Capture by A photoblog


Rock On Up: 'Who Shot Rock & Roll: A Photographic History, 1955 - Present'

by Jonathan Ganley

The Who Shot Rock & Roll: A Photographic History, 1955 - Present exhibition opens at the Auckland Art Gallery on Saturday November 10. With 173 photographs and a handsome accompanying book, the show was curated by Gail Buckland and arrives here (for the first time outside the United States) from the Brooklyn Museum.

With the high quality of subjects and photographers on offer it's hard to know where to begin, but feel free to start with the preview samples posted below. I'll be checking out some favourites. A high quality silver gelatin or chromogenic print directly from the negative or transparency is visually as good as it gets. Can't wait to see the solemn Ian Curtis, framed by Kevin Cummins in a Manchester rehearsal room around the time of Unknown Pleasures. Or REM, when they were still enigmatic, captured sitting at the counter of Walter's Bar-B-Que in Athens, Georgia by Laura Levine. Check out John Lydon, all amphetamine attitude onstage, beautifully shot by Pistols confidante Dennis Morris. There is also the 'greatest rock n roll photograph of all time' - Pennie Smith's 1979 photo of Paul Simonon smashing his bass onstage that appeared on the cover of London Calling.
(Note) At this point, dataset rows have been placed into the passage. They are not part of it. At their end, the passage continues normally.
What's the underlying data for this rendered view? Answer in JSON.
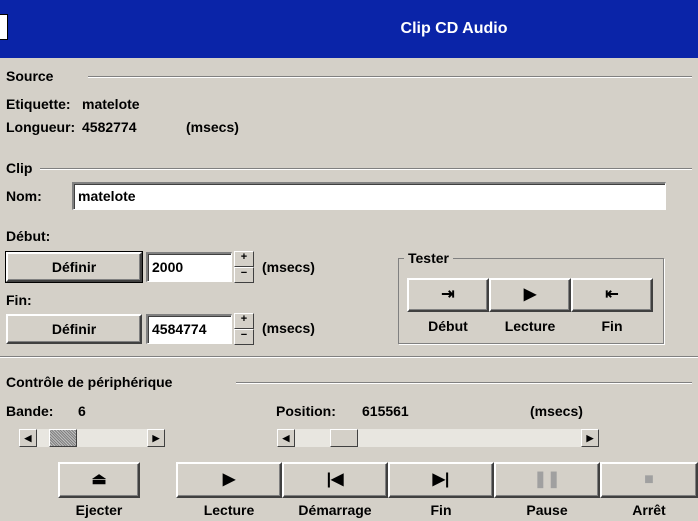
{
  "window": {
    "title": "Clip CD Audio"
  },
  "source": {
    "group_label": "Source",
    "etiquette_label": "Etiquette:",
    "etiquette_value": "matelote",
    "longueur_label": "Longueur:",
    "longueur_value": "4582774",
    "longueur_unit": "(msecs)"
  },
  "clip": {
    "group_label": "Clip",
    "nom_label": "Nom:",
    "nom_value": "matelote",
    "debut_label": "Début:",
    "debut_button": "Définir",
    "debut_value": "2000",
    "debut_unit": "(msecs)",
    "fin_label": "Fin:",
    "fin_button": "Définir",
    "fin_value": "4584774",
    "fin_unit": "(msecs)"
  },
  "tester": {
    "group_label": "Tester",
    "buttons": [
      {
        "label": "Début",
        "icon": "goto-start-icon"
      },
      {
        "label": "Lecture",
        "icon": "play-icon"
      },
      {
        "label": "Fin",
        "icon": "goto-end-icon"
      }
    ]
  },
  "device": {
    "group_label": "Contrôle de périphérique",
    "bande_label": "Bande:",
    "bande_value": "6",
    "position_label": "Position:",
    "position_value": "615561",
    "position_unit": "(msecs)",
    "track_scroll_fraction": 0.15,
    "position_scroll_fraction": 0.134
  },
  "toolbar": {
    "eject": "Ejecter",
    "play": "Lecture",
    "start": "Démarrage",
    "end": "Fin",
    "pause": "Pause",
    "stop": "Arrêt"
  },
  "colors": {
    "titlebar": "#0a24a8",
    "face": "#d4d0c8"
  }
}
For someone like myself, who once spent a lot of time gazing at her book The Clash: Before and After this is exciting stuff, but Pennie Smith herself doesn't buy into the myth. In this fascinating 2003 interview she dismissed the whole idea of 'rock photography', while emphasising her self-taught technique, and claiming modestly that she doesn't see herself as a photographer, but rather as "someone who takes photographs".

 " … I don’t know modern technology, I know what works for me, with my sort of bashed up old equipment … I don’t use a flash, and I quite like wondering if I can make it with the lights that are there, and stopping the action in time. If it’s not dangerous – I don’t like it! There are no rock photographers, most rock photography bores the pants off me, particularly the modern stuff where it’s studio-orientated, glossy passport photos, no, don’t like …"

Rock on up.

Who Shot Rock & Roll: A Photographic History, 1955 - Present  opens at Auckland Art Gallery on Saturday November 10 2012 and finishes on Sunday March 3 2013. Ticket information and prices (including detail of the early bird special) can be found here. There will be a program of events, talks, late nights with music, and movie screenings over the summer. See the event page here for more details.

The photographs below are reproduced by kind permission of Auckland Art Gallery.

(Our double pass giveaway has been given away to Gary, who was first in ...)

Elvis Whispers Softly, 1956. Gelatin silver print. Photo: © Alfred Werthheimer, The Wertheimer Collection

Jimi Hendrix and Wilson Pickett, Prelude Club, Atlantic Records release party May 5, 1966. Chromogenic print. Photo: © Collection of William "PoPsie" Randolph; Courtesy of Michael Randolph, Executor to the Estate of William "PoPsie" Randolph

Frank Zappa, "Himself", 1967 (printed 2009). Chromogenic print. Courtesy of Jerry Schatzberg. Photo: © Jerry Schatzberg

The Ramones at Eric’s Club, Liverpool, England, May 1977. Chromogenic print. Courtesy of Ian Dickson @ Photo: © Ian Dickson

Bow Wow Wow, 1981. Inkjet print. Photo by Andy Earl. Photo: © Andy Earl

Mosh Pit at Endfest, Kitsap County, Washington, 1991. Inkjet print. Photo: © Charles Peterson

L.L.Cool J, 1992. Inkjet print. Private collection. Photo: © Albert Watson

The Cramps, CBGBs, New York City, December 10, 1993. Chromogenic print. Courtesy of Ebet Roberts. Photo: © Ebet Roberts

Red Hot Chili Peppers, Hamburg, Germany, 1992. Chromogenic print. Courtesy of Ian Dickson @ Photo: © Ian Dickson

Courtney Love, San Fernando Valley, California December 1993. Dye diffusion transfer print (Polaroid). Collection of Shawn Mortensen Archive. Photo: © Shawn Mortensen